*Exercise*.
With pictures left out, set down every record word for word.

*Data under study*.
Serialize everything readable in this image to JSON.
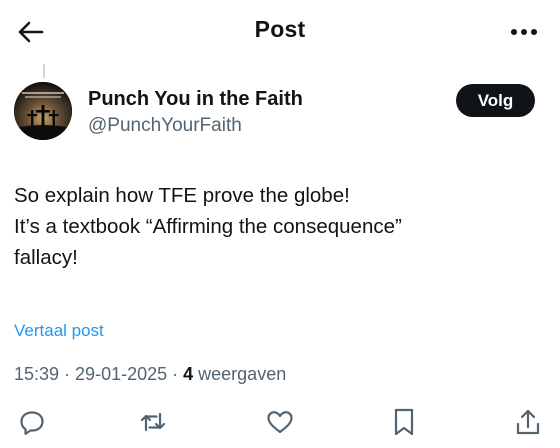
{
  "header": {
    "title": "Post",
    "back_icon": "arrow-left-icon",
    "more_icon": "more-horizontal-icon"
  },
  "author": {
    "name": "Punch You in the Faith",
    "handle": "@PunchYourFaith",
    "avatar_icon": "crosses-avatar-image"
  },
  "follow": {
    "label": "Volg"
  },
  "post": {
    "lines": [
      "So explain how TFE prove the globe!",
      "It’s a textbook “Affirming the consequence”",
      "fallacy!"
    ]
  },
  "translate_label": "Vertaal post",
  "meta": {
    "time": "15:39",
    "date": "29-01-2025",
    "separator": " · ",
    "views": "4",
    "views_label": "weergaven"
  },
  "actions": {
    "icons": [
      "reply-icon",
      "repost-icon",
      "like-icon",
      "bookmark-icon",
      "share-icon"
    ]
  },
  "colors": {
    "text": "#0f1419",
    "secondary": "#536471",
    "link": "#1d9bf0",
    "follow_bg": "#0f1419"
  }
}
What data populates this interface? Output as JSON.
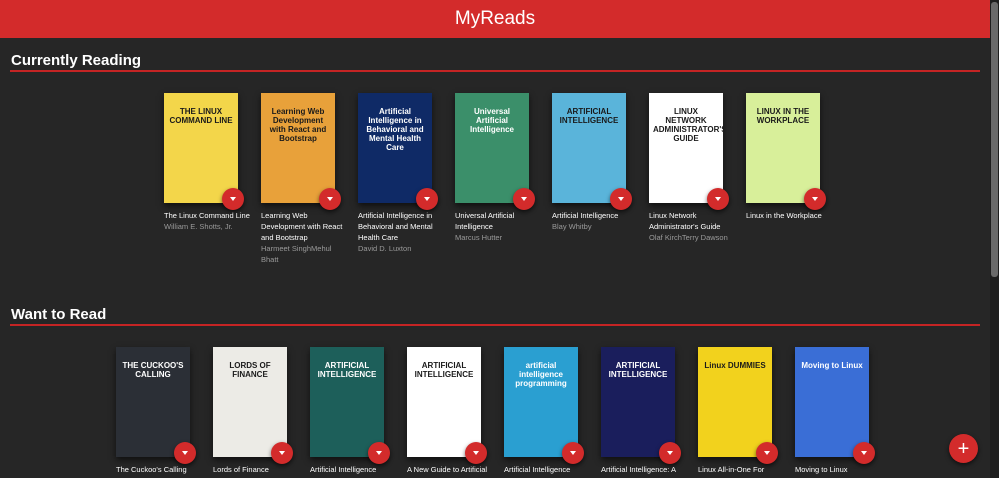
{
  "app": {
    "title": "MyReads"
  },
  "accent_color": "#d32b2b",
  "add_button_label": "+",
  "shelves": [
    {
      "title": "Currently Reading",
      "books": [
        {
          "title": "The Linux Command Line",
          "authors": "William E. Shotts, Jr.",
          "cover_text": "THE LINUX COMMAND LINE",
          "cover_color": "#f3d64a"
        },
        {
          "title": "Learning Web Development with React and Bootstrap",
          "authors": "Harmeet SinghMehul Bhatt",
          "cover_text": "Learning Web Development with React and Bootstrap",
          "cover_color": "#e8a13a"
        },
        {
          "title": "Artificial Intelligence in Behavioral and Mental Health Care",
          "authors": "David D. Luxton",
          "cover_text": "Artificial Intelligence in Behavioral and Mental Health Care",
          "cover_color": "#0f2a66"
        },
        {
          "title": "Universal Artificial Intelligence",
          "authors": "Marcus Hutter",
          "cover_text": "Universal Artificial Intelligence",
          "cover_color": "#3b8f6a"
        },
        {
          "title": "Artificial Intelligence",
          "authors": "Blay Whitby",
          "cover_text": "ARTIFICIAL INTELLIGENCE",
          "cover_color": "#5ab4da"
        },
        {
          "title": "Linux Network Administrator's Guide",
          "authors": "Olaf KirchTerry Dawson",
          "cover_text": "LINUX NETWORK ADMINISTRATOR'S GUIDE",
          "cover_color": "#ffffff"
        },
        {
          "title": "Linux in the Workplace",
          "authors": "",
          "cover_text": "LINUX IN THE WORKPLACE",
          "cover_color": "#d8ef9a"
        }
      ]
    },
    {
      "title": "Want to Read",
      "books": [
        {
          "title": "The Cuckoo's Calling",
          "authors": "",
          "cover_text": "THE CUCKOO'S CALLING",
          "cover_color": "#2b2f36"
        },
        {
          "title": "Lords of Finance",
          "authors": "",
          "cover_text": "LORDS OF FINANCE",
          "cover_color": "#ecebe6"
        },
        {
          "title": "Artificial Intelligence",
          "authors": "",
          "cover_text": "ARTIFICIAL INTELLIGENCE",
          "cover_color": "#1d5f5a"
        },
        {
          "title": "A New Guide to Artificial",
          "authors": "",
          "cover_text": "ARTIFICIAL INTELLIGENCE",
          "cover_color": "#ffffff"
        },
        {
          "title": "Artificial Intelligence",
          "authors": "",
          "cover_text": "artificial intelligence programming",
          "cover_color": "#2a9fd1"
        },
        {
          "title": "Artificial Intelligence: A",
          "authors": "",
          "cover_text": "ARTIFICIAL INTELLIGENCE",
          "cover_color": "#1a1e5c"
        },
        {
          "title": "Linux All-in-One For",
          "authors": "",
          "cover_text": "Linux DUMMIES",
          "cover_color": "#f2d21d"
        },
        {
          "title": "Moving to Linux",
          "authors": "",
          "cover_text": "Moving to Linux",
          "cover_color": "#3a6ed6"
        }
      ]
    }
  ]
}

*Answer space*.
Serialize everything readable in this image to JSON.
{
  "header": {
    "title": "Post",
    "back_icon": "arrow-left-icon",
    "more_icon": "more-horizontal-icon"
  },
  "author": {
    "name": "Punch You in the Faith",
    "handle": "@PunchYourFaith",
    "avatar_icon": "crosses-avatar-image"
  },
  "follow": {
    "label": "Volg"
  },
  "post": {
    "lines": [
      "So explain how TFE prove the globe!",
      "It’s a textbook “Affirming the consequence”",
      "fallacy!"
    ]
  },
  "translate_label": "Vertaal post",
  "meta": {
    "time": "15:39",
    "date": "29-01-2025",
    "separator": " · ",
    "views": "4",
    "views_label": "weergaven"
  },
  "actions": {
    "icons": [
      "reply-icon",
      "repost-icon",
      "like-icon",
      "bookmark-icon",
      "share-icon"
    ]
  },
  "colors": {
    "text": "#0f1419",
    "secondary": "#536471",
    "link": "#1d9bf0",
    "follow_bg": "#0f1419"
  }
}
What data populates this interface? Output as JSON.
{
  "app": {
    "title": "MyReads"
  },
  "accent_color": "#d32b2b",
  "add_button_label": "+",
  "shelves": [
    {
      "title": "Currently Reading",
      "books": [
        {
          "title": "The Linux Command Line",
          "authors": "William E. Shotts, Jr.",
          "cover_text": "THE LINUX COMMAND LINE",
          "cover_color": "#f3d64a"
        },
        {
          "title": "Learning Web Development with React and Bootstrap",
          "authors": "Harmeet SinghMehul Bhatt",
          "cover_text": "Learning Web Development with React and Bootstrap",
          "cover_color": "#e8a13a"
        },
        {
          "title": "Artificial Intelligence in Behavioral and Mental Health Care",
          "authors": "David D. Luxton",
          "cover_text": "Artificial Intelligence in Behavioral and Mental Health Care",
          "cover_color": "#0f2a66"
        },
        {
          "title": "Universal Artificial Intelligence",
          "authors": "Marcus Hutter",
          "cover_text": "Universal Artificial Intelligence",
          "cover_color": "#3b8f6a"
        },
        {
          "title": "Artificial Intelligence",
          "authors": "Blay Whitby",
          "cover_text": "ARTIFICIAL INTELLIGENCE",
          "cover_color": "#5ab4da"
        },
        {
          "title": "Linux Network Administrator's Guide",
          "authors": "Olaf KirchTerry Dawson",
          "cover_text": "LINUX NETWORK ADMINISTRATOR'S GUIDE",
          "cover_color": "#ffffff"
        },
        {
          "title": "Linux in the Workplace",
          "authors": "",
          "cover_text": "LINUX IN THE WORKPLACE",
          "cover_color": "#d8ef9a"
        }
      ]
    },
    {
      "title": "Want to Read",
      "books": [
        {
          "title": "The Cuckoo's Calling",
          "authors": "",
          "cover_text": "THE CUCKOO'S CALLING",
          "cover_color": "#2b2f36"
        },
        {
          "title": "Lords of Finance",
          "authors": "",
          "cover_text": "LORDS OF FINANCE",
          "cover_color": "#ecebe6"
        },
        {
          "title": "Artificial Intelligence",
          "authors": "",
          "cover_text": "ARTIFICIAL INTELLIGENCE",
          "cover_color": "#1d5f5a"
        },
        {
          "title": "A New Guide to Artificial",
          "authors": "",
          "cover_text": "ARTIFICIAL INTELLIGENCE",
          "cover_color": "#ffffff"
        },
        {
          "title": "Artificial Intelligence",
          "authors": "",
          "cover_text": "artificial intelligence programming",
          "cover_color": "#2a9fd1"
        },
        {
          "title": "Artificial Intelligence: A",
          "authors": "",
          "cover_text": "ARTIFICIAL INTELLIGENCE",
          "cover_color": "#1a1e5c"
        },
        {
          "title": "Linux All-in-One For",
          "authors": "",
          "cover_text": "Linux DUMMIES",
          "cover_color": "#f2d21d"
        },
        {
          "title": "Moving to Linux",
          "authors": "",
          "cover_text": "Moving to Linux",
          "cover_color": "#3a6ed6"
        }
      ]
    }
  ]
}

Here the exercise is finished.